Global Humanitarian Response Plan for COVID-19: July Update for ROHINGYA CRISIS
Impact of COVID-19
Immediate health impacts on people and systems
Some 860,000 Rohingya refugees currently reside in 34 congested camps in Cox’s Bazar District. The District is one of the poorest in the country, home to 2.65 million Bangladeshis. Cox’s Bazar District is at extreme risk of severe impact from COVID-19, given the congested conditions in the refugee camps, high levels of vulnerabilities among the refugee and Bangladeshi populations, and the extremely limited public health capacity. People with chronic illnesses and older persons (approximately 4 per cent of the Rohingya population, or 31,500 individuals, are over age 59) are at particularly at high risk. The prevalence of respiratory illnesses combined with underlying factors such as malnutrition and other undiagnosed diseases could increase the impact of the COVID-19 outbreak in the camps. Planning is based on capacity, rather than on anticipated need; current modelling of the likely trajectory of the epidemic indicates that the requirement for beds will far exceed availability.

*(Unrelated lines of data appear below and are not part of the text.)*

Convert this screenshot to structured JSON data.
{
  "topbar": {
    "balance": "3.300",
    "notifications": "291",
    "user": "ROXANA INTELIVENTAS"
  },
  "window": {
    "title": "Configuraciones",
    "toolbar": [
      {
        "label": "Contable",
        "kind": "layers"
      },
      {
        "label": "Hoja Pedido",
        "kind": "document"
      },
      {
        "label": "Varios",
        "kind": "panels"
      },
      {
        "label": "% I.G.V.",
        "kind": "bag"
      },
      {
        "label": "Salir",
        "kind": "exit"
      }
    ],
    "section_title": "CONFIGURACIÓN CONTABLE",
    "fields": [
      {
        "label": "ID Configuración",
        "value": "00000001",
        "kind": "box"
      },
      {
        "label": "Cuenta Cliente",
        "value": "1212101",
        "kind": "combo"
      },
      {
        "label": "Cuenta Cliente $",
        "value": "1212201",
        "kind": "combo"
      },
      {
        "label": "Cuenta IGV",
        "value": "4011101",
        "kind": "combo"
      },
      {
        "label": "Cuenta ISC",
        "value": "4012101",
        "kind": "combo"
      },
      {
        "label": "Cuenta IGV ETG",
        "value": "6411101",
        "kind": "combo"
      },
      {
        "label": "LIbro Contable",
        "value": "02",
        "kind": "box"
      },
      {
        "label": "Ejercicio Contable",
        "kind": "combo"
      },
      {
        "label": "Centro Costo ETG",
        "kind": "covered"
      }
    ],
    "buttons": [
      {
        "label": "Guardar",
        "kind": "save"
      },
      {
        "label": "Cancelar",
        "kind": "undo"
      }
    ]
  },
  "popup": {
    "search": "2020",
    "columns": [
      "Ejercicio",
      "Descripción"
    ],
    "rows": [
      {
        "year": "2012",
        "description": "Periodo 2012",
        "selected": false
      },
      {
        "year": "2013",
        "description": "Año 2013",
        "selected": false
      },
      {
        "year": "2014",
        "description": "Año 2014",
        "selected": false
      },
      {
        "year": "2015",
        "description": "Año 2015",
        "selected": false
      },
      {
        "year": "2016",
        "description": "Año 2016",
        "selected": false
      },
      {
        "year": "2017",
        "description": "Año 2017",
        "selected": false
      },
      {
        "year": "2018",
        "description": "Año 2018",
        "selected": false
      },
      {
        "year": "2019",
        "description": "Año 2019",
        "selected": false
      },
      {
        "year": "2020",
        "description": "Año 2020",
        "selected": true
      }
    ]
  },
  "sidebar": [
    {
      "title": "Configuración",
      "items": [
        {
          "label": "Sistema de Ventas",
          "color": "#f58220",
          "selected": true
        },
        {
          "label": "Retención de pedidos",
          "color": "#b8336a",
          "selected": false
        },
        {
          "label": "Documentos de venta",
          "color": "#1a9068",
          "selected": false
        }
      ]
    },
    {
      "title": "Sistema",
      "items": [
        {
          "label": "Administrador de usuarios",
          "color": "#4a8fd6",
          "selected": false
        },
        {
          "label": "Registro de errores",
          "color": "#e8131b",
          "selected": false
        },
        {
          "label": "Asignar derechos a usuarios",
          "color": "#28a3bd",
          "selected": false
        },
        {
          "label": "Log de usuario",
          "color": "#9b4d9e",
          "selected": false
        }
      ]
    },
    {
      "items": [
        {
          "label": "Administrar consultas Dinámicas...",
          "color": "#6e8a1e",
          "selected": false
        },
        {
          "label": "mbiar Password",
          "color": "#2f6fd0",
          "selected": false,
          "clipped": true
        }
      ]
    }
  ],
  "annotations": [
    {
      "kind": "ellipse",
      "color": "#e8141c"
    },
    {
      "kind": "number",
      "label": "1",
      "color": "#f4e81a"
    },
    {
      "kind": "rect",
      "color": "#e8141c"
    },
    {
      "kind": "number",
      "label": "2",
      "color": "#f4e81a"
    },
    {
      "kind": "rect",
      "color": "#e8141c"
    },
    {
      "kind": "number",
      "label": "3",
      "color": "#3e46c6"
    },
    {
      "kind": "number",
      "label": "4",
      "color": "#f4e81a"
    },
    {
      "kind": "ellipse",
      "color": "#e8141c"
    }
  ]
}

In close coordination with the Government of Bangladesh, humanitarian partners have been preparing for the outbreak since early in the year. Community transmission is now confirmed in the camps and wider District, with the number of cases increasing daily. To slow transmission of the virus, the Government has halted all but critical services in the camps; services such as health, nutrition, food and fuel distribution, hygiene, water and sanitation, construction of health facilities and additional WASH infrastructure, reception of new arrivals, quarantine and family tracing continue. Services that are temporarily closed include educational facilities, women and child friendly spaces, and markets.
Indirect impacts on people and systems
949,000 Bangladeshis in Cox’s Bazar are considered vulnerable to loss of livelihoods and income as a result of COVID-19. Loss of livelihoods coupled with rising prices on some basic food items is stretching the coping capacities of vulnerable Bangladeshis. In addition, the social impact of the outbreak is deepening inequalities. Emergency provisions enacted to curtail the spread of COVID-19 must conform to human rights standards, to avoid discrimination and the potential for conflict. Women and girls are being disproportionately impacted due to restrictive gender norms, with reports of increased domestic violence in camps and host communities.
Response priorities and challenges
Priorities and early achievements
Priorities include sustaining critical, life-saving services and assistance, with contextualized public health measures to minimize transmission, such as physical distancing and hygiene; scaling up Risk Communication and Community Engagement on health, and increasing availability of water, sanitation and hygiene services for Rohingya refugees and Bangladeshis; establishing the health response to COVID-19 for Rohingya refugees and Bangladeshis – a multi-sector effort; protecting older and vulnerable Rohingya refugees; augmenting Government social safety nets for vulnerable Bangladeshis whose livelihoods have been impacted by the pandemic; and scaling up critical common services to enable the humanitarian operation.
Among the achievements to date, twelve new Severe Acute Respiratory Infection Isolation and Treatment Centres (SARI ITCs) for COVID-19 are being established, three of which are already operational and receiving patients. Support to Government facilities is being provided across the District, with 10 new intensive care beds recently operational in the District Hospital. In the camps, the distribution of re-usable masks to everyone and installation of hand-washing stations outside all refugee shelters is underway. For Bangladeshis, food, cash or agricultural inputs are being provided to the most vulnerable. To support front-line humanitarians, a 50- bed facility is being established, which will be essential to the continuity of the operation.
Challenges and impact to operations
The refugee population remains entirely reliant on humanitarian assistance. The reduced footprint in the camps to deliver critical services only has made the role of refugee and Bangladeshi volunteers even more critically important and requires remote management. An increase in criminal and protection incidents has been observed since April. Shifting policies on movement restrictions call for constant negotiation to sustain access. Restrictions to supply chain, travel and entry of surge staff is presenting major challenges. Communication and trust between communities is fragile and maintaining privacy and data-sharing protocols is presenting challenges. The continued restriction on mobile data networks in the camp areas is a major impediment to the operation. The monsoon season has begun, with heavy rains and high winds in June causing flooding and damaging shelters and infrastructure, and the second cyclone season is approaching in October.
The 2020 Joint Response Plan (JRP) remains the core strategy, planning and resource mobilization platform for the operation. Guided by the JRP 2020, and through the Inter-Sector Coordination Group (ISCG), the humanitarian community works closely with the Government of Bangladesh and district health authorities. A total of 117 partners contribute to the JRP. The ISCG partners have developed a COVID-19 Response Plan as an addendum to the JRP 2020. The plan defines additional needs arising from the COVID-19 pandemic totaling US$182 million. The addendum also identifies priority activities and funding gaps within the JRP 2020: US$389 million is required to sustain critical, life-saving activities within the JRP 2020 to the end of the year.